I was sort of expecting an applause there, but allow me to continue. This unique ale has developed into its own delicious entity since its inception in the mid to late 1700’s. Whereas pale ales were common beers brewed with pale malted barley and a low hop profile, this new style was a somewhat modified version of what had already existed. It was found that, in higher concentrations, the bactericidal properties of hops cones (Humulus Lupulus or Wolf’s Vine) and less residual sugars in the final product could act to preserve the beer for greater lengths of time. This was important when exporting beer to thirsty men halfway around the world. Before long this strong flavored, hop-infused beer became a favorite.
With its origin in Britain, the IPA eventually found its way to North America where, over time, our preference in hops varieties refined the style into what you and I know as an American IPA. Hops varieties such as Golding and Fuggles were the most commonly used variety in Britain. Low in alpha acids, these hops impart less bitterness and more sweet floral flavors than the now popular Cascade, Colombus, and Centennial hops used in many modern American breweries.
The strong hop aroma of the India Pale Ale is the first thing you’ll notice when a pint has been placed in front of you. With a color ranging from golden to amber, the proper American IPA should have a moderate to low sized head yet still show some lacing on the glass after each sip. At first sip, there’s a bright citrus and pine taste. It reels you in as the effervescence dances atop your taste buds. Then to balance the sweet, almost cloying, maltiness, the bitterness and—more importantly—the dryness provided by the extensive use of the hops takes hold and steers your palette to a state of blissful balance.
The grain bill for most IPA’s has a Pale Malt backbone. This is often accompanied by various specialty malts to help with color and flavor. Caramel sweetness can be obtained from lighter crystal malts, a light complexity can be brought out using wheat, and if you want big flavours, chocolate malts (not those kind of chocolate malts, Grandpa) and darker crystal malts can be used to transform the IPA into something quite beautiful, like the Cascadian Dark Ale. As far as hop profiles go, we mentioned that it is common for American IPAs to utilize at least one variety of “C” hops (Cascade, Columbus, and Centennial). These are North American hybrids, each providing a perfect flavor for the India Pale Ale style, more specifically the Pacific Northwest IPA.
When it comes to India Pale Ales, sometimes adding hops to the boiling wort just isn’t enough. Sure, it will provide bitterness and dryness, but some of those hop varieties are so fragrant and flavorful, it would be a shame to lose any of that by adding so much heat. At room temperature however, the acids in the hop cones will not dissolve in water. The solution is to wait until primary fermentation is fizzling out, then add the dry hops cones straight into the fermenter. The alcohol will allow the acids to solubilize at fermentation temperatures and the aromatics compounds will infuse the beer.
In British Columbia, there is a fierce competition for the IPA crown.

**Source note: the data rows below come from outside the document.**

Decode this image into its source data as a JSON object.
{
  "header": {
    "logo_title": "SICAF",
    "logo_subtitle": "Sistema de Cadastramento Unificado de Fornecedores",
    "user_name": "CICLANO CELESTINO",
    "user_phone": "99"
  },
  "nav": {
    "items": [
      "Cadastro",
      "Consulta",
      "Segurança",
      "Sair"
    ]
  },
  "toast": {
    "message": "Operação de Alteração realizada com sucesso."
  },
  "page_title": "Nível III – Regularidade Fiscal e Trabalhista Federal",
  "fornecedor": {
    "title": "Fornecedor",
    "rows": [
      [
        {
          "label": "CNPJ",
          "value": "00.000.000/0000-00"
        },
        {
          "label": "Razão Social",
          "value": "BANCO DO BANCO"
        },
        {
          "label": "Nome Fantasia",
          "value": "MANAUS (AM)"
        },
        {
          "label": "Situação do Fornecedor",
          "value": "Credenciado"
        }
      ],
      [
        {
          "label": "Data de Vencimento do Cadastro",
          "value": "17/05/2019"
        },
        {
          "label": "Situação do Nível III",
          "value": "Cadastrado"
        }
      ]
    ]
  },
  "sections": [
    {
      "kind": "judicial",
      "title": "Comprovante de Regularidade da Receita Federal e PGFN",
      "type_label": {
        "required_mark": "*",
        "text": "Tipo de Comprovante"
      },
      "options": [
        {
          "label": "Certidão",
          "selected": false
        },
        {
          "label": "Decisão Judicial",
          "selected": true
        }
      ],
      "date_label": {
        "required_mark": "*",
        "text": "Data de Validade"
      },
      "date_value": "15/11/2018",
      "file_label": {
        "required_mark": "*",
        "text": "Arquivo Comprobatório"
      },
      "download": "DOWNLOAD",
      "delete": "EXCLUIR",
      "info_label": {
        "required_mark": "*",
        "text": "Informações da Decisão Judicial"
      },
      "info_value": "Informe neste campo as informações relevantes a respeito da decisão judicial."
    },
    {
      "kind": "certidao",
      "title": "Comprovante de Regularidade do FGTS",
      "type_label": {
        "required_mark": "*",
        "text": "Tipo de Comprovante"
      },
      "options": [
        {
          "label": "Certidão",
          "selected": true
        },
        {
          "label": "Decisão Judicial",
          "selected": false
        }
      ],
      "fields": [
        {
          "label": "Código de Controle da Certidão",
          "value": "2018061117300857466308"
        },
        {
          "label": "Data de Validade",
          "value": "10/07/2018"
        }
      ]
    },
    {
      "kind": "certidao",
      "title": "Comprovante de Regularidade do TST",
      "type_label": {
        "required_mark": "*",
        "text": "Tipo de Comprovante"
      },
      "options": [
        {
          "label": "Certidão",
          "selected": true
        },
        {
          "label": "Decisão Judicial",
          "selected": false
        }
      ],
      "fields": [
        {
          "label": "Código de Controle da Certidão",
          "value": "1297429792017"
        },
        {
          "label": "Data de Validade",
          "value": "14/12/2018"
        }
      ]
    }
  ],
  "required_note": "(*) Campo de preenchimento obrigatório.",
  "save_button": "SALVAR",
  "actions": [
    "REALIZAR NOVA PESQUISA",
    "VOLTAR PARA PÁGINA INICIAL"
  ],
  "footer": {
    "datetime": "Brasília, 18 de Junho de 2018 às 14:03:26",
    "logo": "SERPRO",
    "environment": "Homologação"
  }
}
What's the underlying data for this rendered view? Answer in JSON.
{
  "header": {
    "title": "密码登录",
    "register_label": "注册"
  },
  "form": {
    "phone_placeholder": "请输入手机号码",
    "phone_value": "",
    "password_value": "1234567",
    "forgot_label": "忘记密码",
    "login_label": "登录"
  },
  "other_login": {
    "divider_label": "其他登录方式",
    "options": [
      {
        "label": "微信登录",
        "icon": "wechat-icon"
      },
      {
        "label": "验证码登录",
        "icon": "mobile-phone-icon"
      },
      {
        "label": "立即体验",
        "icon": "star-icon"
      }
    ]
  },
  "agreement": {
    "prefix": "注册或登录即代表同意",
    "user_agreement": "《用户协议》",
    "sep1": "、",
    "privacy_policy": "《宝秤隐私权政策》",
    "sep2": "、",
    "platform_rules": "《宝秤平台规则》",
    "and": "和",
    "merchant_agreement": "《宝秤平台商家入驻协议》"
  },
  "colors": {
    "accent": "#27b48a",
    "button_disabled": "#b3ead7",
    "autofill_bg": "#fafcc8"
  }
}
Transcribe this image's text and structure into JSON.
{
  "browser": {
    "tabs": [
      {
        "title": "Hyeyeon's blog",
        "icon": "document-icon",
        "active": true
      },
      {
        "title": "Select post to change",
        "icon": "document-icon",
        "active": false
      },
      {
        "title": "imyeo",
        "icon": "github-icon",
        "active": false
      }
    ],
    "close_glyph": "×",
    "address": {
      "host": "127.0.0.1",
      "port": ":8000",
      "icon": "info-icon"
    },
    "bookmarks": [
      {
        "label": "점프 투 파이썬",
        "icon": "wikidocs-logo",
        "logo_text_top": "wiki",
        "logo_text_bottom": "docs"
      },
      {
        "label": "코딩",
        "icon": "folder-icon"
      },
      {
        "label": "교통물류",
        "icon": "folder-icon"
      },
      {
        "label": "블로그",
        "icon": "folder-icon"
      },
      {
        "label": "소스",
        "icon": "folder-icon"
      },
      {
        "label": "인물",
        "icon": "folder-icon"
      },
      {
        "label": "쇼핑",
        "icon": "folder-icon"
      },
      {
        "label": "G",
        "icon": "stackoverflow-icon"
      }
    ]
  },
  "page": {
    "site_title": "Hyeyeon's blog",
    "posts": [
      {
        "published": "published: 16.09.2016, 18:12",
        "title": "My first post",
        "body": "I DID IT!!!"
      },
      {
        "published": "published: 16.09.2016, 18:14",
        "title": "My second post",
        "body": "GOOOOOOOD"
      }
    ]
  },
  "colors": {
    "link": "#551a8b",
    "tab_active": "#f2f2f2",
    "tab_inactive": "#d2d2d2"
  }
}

You’ll get a different answer depending on who and where you ask the question which IPA reigns supreme. In my eyes, locked in a deathgrip for the title, are Central City’s Red Racer IPA and Driftwood’s Fat Tug IPA. Both in the 60-70 IBU range, both very close to perfection in an India Pale Ale. Honorable mentions include Phillips Hop Circle and Longwood Brewery’s The Big One IPA.
Got a favorite local IPA that you enjoy? Let us know about it in the comments.